*Your task:*
Go through the records, and copy each line in which the string "QUBIC" is present.

Top of Records supplied

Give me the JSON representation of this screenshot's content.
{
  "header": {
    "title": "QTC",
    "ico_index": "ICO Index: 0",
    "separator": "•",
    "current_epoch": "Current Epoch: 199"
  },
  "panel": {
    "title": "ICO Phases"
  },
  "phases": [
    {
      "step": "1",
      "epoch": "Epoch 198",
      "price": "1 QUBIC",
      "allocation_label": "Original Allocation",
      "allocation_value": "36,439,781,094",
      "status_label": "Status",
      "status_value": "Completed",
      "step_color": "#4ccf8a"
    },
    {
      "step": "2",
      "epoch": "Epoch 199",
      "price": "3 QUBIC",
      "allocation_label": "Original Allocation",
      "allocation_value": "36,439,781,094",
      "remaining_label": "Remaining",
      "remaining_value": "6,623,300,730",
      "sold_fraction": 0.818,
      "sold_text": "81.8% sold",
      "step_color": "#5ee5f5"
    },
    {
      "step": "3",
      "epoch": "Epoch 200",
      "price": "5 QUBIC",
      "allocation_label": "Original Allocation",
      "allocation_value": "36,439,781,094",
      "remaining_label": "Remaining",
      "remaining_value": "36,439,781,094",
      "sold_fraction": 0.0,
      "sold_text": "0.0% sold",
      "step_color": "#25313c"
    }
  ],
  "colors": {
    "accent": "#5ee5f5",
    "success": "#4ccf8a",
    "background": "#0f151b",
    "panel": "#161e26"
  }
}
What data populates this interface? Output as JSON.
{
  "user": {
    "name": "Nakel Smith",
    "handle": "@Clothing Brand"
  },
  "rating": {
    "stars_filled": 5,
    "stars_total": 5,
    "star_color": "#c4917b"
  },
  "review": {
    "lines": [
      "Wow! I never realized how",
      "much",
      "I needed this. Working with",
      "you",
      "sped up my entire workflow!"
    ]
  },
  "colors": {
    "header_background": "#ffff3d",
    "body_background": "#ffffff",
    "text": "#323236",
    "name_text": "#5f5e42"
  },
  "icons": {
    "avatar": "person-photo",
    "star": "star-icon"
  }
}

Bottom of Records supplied
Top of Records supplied

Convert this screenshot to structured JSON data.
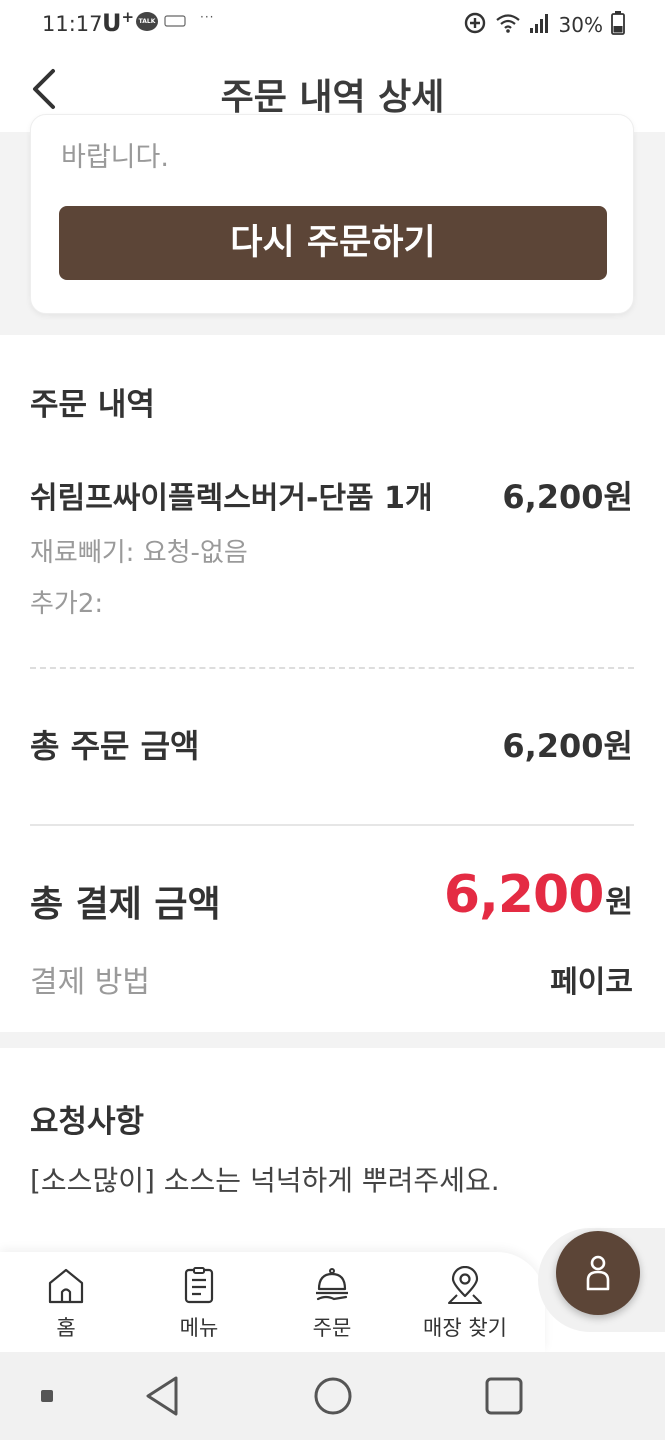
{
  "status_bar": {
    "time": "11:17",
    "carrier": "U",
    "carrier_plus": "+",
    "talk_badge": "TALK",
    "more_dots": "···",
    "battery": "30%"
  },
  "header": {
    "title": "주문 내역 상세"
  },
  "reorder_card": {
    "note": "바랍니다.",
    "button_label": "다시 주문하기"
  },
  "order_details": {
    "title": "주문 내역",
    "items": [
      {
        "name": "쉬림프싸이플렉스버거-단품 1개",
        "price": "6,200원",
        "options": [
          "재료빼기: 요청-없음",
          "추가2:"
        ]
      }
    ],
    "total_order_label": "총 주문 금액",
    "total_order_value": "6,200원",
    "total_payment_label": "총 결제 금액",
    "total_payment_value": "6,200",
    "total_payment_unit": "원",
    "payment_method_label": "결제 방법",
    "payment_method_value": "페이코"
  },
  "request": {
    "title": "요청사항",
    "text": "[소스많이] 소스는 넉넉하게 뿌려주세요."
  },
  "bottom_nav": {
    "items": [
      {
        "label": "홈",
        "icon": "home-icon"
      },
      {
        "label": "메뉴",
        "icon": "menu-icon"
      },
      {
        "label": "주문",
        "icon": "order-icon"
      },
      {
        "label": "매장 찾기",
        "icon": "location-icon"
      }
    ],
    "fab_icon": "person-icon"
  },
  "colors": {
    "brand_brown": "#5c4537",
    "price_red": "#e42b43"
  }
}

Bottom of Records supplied

*Answer to this problem:*
      "price": "1 QUBIC",
      "price": "3 QUBIC",
      "price": "5 QUBIC",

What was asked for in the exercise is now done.